◆ Exercise directions: Skip the images and restate every line of the records exactly.

◆ Data shown:
######
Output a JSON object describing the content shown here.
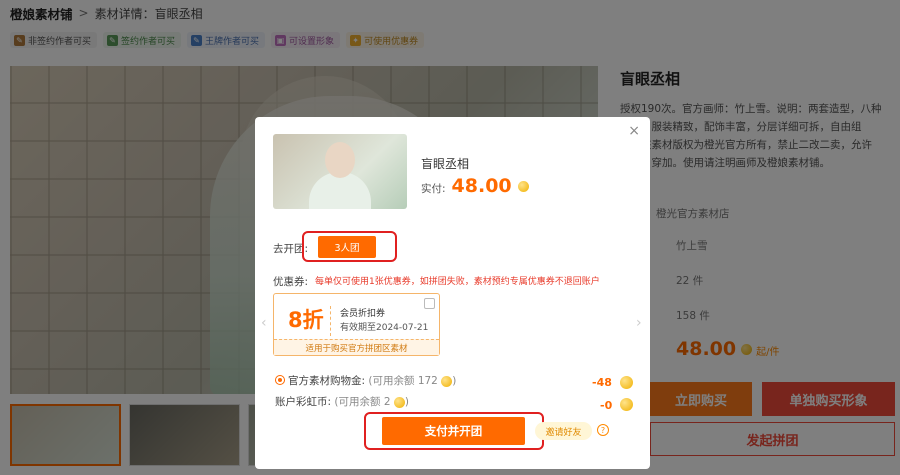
{
  "breadcrumb": {
    "home": "橙娘素材铺",
    "sep": ">",
    "current": "素材详情：盲眼丞相"
  },
  "tags": [
    {
      "label": "非签约作者可买",
      "icon": "pencil-icon"
    },
    {
      "label": "签约作者可买",
      "icon": "pencil-icon"
    },
    {
      "label": "王牌作者可买",
      "icon": "pencil-icon"
    },
    {
      "label": "可设置形象",
      "icon": "image-icon"
    },
    {
      "label": "可使用优惠券",
      "icon": "ticket-icon"
    }
  ],
  "detail": {
    "title": "盲眼丞相",
    "description": "授权190次。官方画师：竹上雪。说明：两套造型，八种表情，服装精致，配饰丰富，分层详细可拆，自由组合。该素材版权为橙光官方所有，禁止二改二卖，允许微调、穿加。使用请注明画师及橙娘素材铺。",
    "shop": "橙光官方素材店",
    "artist": "竹上雪",
    "count1": "22 件",
    "count2": "158 件",
    "price": "48.00",
    "price_unit": "起/件",
    "btn_buy": "立即购买",
    "btn_single": "单独购买形象",
    "btn_group": "发起拼团"
  },
  "modal": {
    "close": "×",
    "product_name": "盲眼丞相",
    "pay_label": "实付:",
    "pay_amount": "48.00",
    "group_label": "去开团:",
    "group_option": "3人团",
    "coupon_label": "优惠券:",
    "coupon_notice": "每单仅可使用1张优惠券，如拼团失败，素材预约专属优惠券不退回账户",
    "coupon": {
      "discount": "8折",
      "name": "会员折扣券",
      "expiry": "有效期至2024-07-21",
      "scope": "适用于购买官方拼团区素材"
    },
    "balance1": {
      "label": "官方素材购物金:",
      "available": "(可用余额 172",
      "close_paren": ")",
      "amount": "-48"
    },
    "balance2": {
      "label": "账户彩虹币:",
      "available": "(可用余额 2",
      "close_paren": ")",
      "amount": "-0"
    },
    "pay_button": "支付并开团",
    "invite": "邀请好友",
    "help": "?"
  },
  "colors": {
    "accent": "#ff6a00",
    "alert": "#e83a2a",
    "buy_red": "#f04a3a"
  }
}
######
◆ Task solution:
Output a JSON object describing the content shown here.
{
  "breadcrumb": {
    "home": "橙娘素材铺",
    "sep": ">",
    "current": "素材详情：盲眼丞相"
  },
  "tags": [
    {
      "label": "非签约作者可买",
      "icon": "pencil-icon"
    },
    {
      "label": "签约作者可买",
      "icon": "pencil-icon"
    },
    {
      "label": "王牌作者可买",
      "icon": "pencil-icon"
    },
    {
      "label": "可设置形象",
      "icon": "image-icon"
    },
    {
      "label": "可使用优惠券",
      "icon": "ticket-icon"
    }
  ],
  "detail": {
    "title": "盲眼丞相",
    "description": "授权190次。官方画师：竹上雪。说明：两套造型，八种表情，服装精致，配饰丰富，分层详细可拆，自由组合。该素材版权为橙光官方所有，禁止二改二卖，允许微调、穿加。使用请注明画师及橙娘素材铺。",
    "shop": "橙光官方素材店",
    "artist": "竹上雪",
    "count1": "22 件",
    "count2": "158 件",
    "price": "48.00",
    "price_unit": "起/件",
    "btn_buy": "立即购买",
    "btn_single": "单独购买形象",
    "btn_group": "发起拼团"
  },
  "modal": {
    "close": "×",
    "product_name": "盲眼丞相",
    "pay_label": "实付:",
    "pay_amount": "48.00",
    "group_label": "去开团:",
    "group_option": "3人团",
    "coupon_label": "优惠券:",
    "coupon_notice": "每单仅可使用1张优惠券，如拼团失败，素材预约专属优惠券不退回账户",
    "coupon": {
      "discount": "8折",
      "name": "会员折扣券",
      "expiry": "有效期至2024-07-21",
      "scope": "适用于购买官方拼团区素材"
    },
    "balance1": {
      "label": "官方素材购物金:",
      "available": "(可用余额 172",
      "close_paren": ")",
      "amount": "-48"
    },
    "balance2": {
      "label": "账户彩虹币:",
      "available": "(可用余额 2",
      "close_paren": ")",
      "amount": "-0"
    },
    "pay_button": "支付并开团",
    "invite": "邀请好友",
    "help": "?"
  },
  "colors": {
    "accent": "#ff6a00",
    "alert": "#e83a2a",
    "buy_red": "#f04a3a"
  }
}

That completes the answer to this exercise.